• About this task: Below are some records; copy each line in them that contains "MainMenu".

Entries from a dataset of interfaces

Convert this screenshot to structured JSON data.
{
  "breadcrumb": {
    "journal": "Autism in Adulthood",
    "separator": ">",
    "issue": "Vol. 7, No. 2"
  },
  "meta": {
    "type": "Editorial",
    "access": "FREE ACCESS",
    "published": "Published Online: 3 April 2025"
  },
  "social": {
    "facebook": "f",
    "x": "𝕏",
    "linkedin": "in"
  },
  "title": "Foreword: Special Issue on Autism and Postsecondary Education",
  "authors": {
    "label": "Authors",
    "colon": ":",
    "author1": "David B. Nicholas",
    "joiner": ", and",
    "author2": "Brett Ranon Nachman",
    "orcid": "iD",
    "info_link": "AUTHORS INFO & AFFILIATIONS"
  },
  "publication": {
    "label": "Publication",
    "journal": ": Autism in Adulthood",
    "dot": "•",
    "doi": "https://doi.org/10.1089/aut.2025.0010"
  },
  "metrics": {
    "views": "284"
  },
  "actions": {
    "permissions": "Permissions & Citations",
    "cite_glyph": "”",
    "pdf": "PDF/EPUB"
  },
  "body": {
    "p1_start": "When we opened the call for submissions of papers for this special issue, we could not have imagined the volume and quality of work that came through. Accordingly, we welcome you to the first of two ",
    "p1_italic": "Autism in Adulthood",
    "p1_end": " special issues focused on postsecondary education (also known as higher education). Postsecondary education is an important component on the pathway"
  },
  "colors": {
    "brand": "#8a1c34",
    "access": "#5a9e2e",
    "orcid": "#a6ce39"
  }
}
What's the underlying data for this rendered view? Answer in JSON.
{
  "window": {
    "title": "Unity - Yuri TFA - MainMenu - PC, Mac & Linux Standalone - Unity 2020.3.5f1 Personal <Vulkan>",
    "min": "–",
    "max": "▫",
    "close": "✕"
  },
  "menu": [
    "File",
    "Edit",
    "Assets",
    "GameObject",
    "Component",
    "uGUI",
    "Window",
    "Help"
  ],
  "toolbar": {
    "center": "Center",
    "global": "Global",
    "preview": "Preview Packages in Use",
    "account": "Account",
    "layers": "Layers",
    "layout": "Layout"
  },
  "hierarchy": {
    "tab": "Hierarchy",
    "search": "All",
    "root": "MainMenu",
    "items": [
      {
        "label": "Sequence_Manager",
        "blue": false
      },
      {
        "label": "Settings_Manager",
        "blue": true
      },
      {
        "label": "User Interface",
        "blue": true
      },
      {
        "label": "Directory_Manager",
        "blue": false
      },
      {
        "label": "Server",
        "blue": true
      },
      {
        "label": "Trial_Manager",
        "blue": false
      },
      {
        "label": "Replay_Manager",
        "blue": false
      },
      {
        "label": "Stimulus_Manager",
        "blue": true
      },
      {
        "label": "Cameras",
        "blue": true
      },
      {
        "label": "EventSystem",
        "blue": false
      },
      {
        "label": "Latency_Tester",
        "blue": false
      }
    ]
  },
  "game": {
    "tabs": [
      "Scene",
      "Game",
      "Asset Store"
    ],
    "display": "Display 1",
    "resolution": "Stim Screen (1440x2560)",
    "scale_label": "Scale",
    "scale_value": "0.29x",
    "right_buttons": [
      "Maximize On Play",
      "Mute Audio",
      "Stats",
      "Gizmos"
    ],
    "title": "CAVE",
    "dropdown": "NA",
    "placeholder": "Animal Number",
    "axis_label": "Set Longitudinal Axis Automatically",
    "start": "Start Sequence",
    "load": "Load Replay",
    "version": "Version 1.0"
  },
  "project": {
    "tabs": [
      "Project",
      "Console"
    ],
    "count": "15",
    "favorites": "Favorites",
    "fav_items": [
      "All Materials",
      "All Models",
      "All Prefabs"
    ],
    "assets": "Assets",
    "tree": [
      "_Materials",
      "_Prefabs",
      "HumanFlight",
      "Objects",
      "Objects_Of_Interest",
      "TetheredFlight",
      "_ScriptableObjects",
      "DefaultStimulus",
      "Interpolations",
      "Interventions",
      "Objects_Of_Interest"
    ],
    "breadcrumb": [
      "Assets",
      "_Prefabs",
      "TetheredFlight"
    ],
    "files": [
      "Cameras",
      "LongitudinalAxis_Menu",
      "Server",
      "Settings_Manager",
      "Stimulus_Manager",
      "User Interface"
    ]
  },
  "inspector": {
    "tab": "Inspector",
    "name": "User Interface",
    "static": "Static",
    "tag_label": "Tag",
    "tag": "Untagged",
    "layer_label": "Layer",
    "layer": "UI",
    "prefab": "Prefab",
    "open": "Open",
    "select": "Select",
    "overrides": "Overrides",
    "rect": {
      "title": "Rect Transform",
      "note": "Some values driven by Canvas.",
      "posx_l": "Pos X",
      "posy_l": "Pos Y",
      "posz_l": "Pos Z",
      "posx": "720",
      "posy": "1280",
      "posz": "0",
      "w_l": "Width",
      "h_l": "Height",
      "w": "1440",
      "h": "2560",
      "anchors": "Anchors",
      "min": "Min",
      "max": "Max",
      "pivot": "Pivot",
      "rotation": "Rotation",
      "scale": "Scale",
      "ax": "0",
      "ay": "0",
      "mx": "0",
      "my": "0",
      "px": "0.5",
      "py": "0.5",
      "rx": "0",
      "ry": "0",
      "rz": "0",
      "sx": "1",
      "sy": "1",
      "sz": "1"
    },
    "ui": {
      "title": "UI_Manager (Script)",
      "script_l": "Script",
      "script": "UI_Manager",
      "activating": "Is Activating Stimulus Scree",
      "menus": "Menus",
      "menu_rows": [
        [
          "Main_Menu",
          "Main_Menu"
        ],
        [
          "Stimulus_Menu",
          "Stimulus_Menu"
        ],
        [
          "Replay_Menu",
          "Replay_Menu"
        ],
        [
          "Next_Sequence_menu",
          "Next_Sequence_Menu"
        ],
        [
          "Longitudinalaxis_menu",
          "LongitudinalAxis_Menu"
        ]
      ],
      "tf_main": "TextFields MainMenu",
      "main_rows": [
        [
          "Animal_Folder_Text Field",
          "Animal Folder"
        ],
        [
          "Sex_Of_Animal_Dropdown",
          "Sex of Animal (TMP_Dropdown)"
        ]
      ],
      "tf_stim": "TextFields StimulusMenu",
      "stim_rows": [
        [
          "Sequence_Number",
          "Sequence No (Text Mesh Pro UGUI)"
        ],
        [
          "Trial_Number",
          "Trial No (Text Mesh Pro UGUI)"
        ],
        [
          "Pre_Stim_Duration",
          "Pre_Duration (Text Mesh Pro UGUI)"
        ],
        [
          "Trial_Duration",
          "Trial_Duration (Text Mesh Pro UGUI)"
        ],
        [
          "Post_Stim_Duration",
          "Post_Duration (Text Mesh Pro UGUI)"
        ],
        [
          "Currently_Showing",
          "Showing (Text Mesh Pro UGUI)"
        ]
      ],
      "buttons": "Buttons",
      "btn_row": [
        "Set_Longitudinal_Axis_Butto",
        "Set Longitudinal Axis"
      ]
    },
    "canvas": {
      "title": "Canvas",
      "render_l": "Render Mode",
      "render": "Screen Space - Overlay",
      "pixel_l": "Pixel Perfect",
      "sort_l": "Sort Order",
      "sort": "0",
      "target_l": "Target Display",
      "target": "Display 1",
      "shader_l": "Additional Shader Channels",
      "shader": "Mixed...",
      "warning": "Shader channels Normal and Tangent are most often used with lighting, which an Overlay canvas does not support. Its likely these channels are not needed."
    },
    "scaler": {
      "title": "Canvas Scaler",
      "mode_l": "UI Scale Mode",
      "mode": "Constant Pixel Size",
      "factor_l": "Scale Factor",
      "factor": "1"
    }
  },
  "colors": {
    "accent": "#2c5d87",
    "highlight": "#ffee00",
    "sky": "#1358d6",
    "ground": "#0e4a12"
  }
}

• Solution:
    "title": "Unity - Yuri TFA - MainMenu - PC, Mac & Linux Standalone - Unity 2020.3.5f1 Personal <Vulkan>",
    "root": "MainMenu",
      "tf_main": "TextFields MainMenu",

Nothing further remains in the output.